Data records
---------------

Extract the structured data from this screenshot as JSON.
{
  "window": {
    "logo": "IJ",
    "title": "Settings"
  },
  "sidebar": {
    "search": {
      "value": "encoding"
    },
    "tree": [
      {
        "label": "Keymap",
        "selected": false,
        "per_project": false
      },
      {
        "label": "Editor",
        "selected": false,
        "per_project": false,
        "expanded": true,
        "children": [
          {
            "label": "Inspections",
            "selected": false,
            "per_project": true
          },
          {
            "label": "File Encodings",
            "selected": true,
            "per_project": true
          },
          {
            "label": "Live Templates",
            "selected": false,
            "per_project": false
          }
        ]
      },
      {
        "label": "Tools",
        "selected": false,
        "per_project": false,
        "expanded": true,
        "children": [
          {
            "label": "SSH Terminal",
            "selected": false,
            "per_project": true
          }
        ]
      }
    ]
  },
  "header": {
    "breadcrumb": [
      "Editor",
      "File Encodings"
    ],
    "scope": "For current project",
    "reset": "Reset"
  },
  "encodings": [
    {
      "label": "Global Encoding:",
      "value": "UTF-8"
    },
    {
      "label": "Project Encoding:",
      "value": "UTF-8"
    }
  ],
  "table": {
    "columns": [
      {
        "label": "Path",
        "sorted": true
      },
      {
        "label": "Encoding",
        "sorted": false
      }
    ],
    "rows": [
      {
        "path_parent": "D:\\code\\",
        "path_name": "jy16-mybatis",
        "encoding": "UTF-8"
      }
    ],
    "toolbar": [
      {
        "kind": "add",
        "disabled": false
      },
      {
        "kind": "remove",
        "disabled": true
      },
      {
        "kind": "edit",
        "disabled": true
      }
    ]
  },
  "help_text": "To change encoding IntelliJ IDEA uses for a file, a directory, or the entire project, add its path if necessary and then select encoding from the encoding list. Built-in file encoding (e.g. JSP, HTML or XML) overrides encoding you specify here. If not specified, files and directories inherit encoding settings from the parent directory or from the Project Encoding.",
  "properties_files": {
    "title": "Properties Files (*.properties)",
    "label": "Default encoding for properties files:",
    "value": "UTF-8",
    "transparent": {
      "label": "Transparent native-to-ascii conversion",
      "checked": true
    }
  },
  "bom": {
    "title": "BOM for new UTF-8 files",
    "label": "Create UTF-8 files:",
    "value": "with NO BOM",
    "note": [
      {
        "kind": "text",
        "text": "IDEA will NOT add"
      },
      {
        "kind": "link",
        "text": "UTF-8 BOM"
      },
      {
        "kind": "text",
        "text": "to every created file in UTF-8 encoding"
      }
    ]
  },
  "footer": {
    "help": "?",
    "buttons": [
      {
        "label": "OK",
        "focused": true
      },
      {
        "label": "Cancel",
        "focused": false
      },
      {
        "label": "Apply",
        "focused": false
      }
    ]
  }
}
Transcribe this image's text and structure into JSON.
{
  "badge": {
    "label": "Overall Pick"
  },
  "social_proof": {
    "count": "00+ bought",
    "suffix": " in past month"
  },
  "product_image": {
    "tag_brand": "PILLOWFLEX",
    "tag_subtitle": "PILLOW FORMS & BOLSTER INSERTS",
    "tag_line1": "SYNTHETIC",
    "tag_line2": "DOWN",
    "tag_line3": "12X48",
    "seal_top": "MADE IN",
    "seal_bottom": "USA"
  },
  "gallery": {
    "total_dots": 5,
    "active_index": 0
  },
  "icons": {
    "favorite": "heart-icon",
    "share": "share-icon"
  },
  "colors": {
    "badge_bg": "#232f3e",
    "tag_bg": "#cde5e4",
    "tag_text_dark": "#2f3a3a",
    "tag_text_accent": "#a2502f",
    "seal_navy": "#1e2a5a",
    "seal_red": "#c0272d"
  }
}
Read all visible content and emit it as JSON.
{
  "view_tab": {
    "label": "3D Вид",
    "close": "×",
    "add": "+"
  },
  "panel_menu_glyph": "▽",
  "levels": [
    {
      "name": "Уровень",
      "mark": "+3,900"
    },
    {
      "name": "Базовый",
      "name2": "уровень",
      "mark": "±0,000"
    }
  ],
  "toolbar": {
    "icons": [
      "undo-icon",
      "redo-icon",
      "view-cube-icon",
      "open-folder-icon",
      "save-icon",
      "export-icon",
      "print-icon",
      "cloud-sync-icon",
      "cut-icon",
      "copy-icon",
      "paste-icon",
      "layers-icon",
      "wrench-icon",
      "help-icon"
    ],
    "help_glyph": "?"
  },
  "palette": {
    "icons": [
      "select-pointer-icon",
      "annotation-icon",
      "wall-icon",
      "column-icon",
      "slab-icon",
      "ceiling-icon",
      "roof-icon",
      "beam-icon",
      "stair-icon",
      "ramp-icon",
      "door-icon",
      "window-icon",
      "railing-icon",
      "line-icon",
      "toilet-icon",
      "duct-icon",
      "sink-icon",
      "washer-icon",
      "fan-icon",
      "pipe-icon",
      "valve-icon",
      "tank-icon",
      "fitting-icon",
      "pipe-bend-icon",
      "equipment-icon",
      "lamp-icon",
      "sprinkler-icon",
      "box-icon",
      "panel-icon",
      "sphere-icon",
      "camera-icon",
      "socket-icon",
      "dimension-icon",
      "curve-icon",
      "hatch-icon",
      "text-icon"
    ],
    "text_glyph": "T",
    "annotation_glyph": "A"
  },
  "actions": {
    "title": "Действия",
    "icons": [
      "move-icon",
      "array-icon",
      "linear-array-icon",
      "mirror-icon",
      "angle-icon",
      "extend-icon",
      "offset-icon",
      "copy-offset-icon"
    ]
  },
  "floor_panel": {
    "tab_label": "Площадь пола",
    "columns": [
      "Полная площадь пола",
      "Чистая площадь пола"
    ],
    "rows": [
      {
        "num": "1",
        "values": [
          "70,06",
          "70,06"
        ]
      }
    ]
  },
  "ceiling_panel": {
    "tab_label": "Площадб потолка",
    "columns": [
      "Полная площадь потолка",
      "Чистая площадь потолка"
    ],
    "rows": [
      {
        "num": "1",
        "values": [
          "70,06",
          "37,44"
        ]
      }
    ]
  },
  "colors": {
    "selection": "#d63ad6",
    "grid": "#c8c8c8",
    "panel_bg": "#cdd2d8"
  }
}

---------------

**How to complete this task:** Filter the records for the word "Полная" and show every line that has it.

**Written reply:**
      "Полная площадь пола",
      "Полная площадь потолка",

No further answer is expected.